_Activity_:
Pick the lines holding the string "translation" out of the records and copy them.

***** Record set *****

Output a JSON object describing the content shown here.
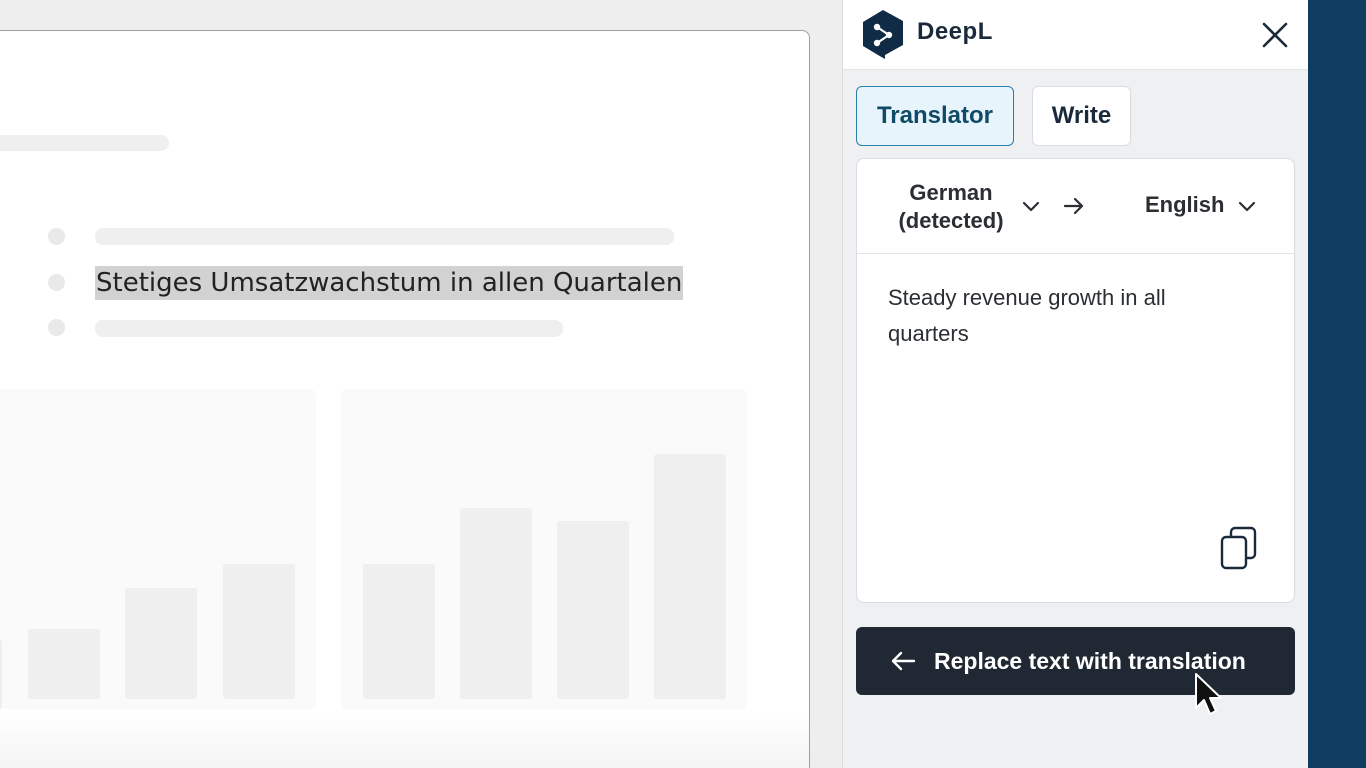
{
  "document": {
    "highlighted_text": "Stetiges Umsatzwachstum in allen Quartalen"
  },
  "sidebar": {
    "brand": "DeepL",
    "tabs": [
      {
        "label": "Translator",
        "active": true
      },
      {
        "label": "Write",
        "active": false
      }
    ],
    "source_language": "German (detected)",
    "target_language": "English",
    "translation": "Steady revenue growth in all quarters",
    "replace_button_label": "Replace text with translation"
  },
  "colors": {
    "accent": "#0f3d5f",
    "active_tab_bg": "#e8f4fb",
    "button_bg": "#202833"
  },
  "icons": [
    "deepl-logo-icon",
    "close-icon",
    "chevron-down-icon",
    "arrow-right-icon",
    "copy-icon",
    "arrow-left-icon",
    "mouse-cursor-icon"
  ]
}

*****

_Answer to the problem_:
    "translation": "Steady revenue growth in all quarters",
    "replace_button_label": "Replace text with translation"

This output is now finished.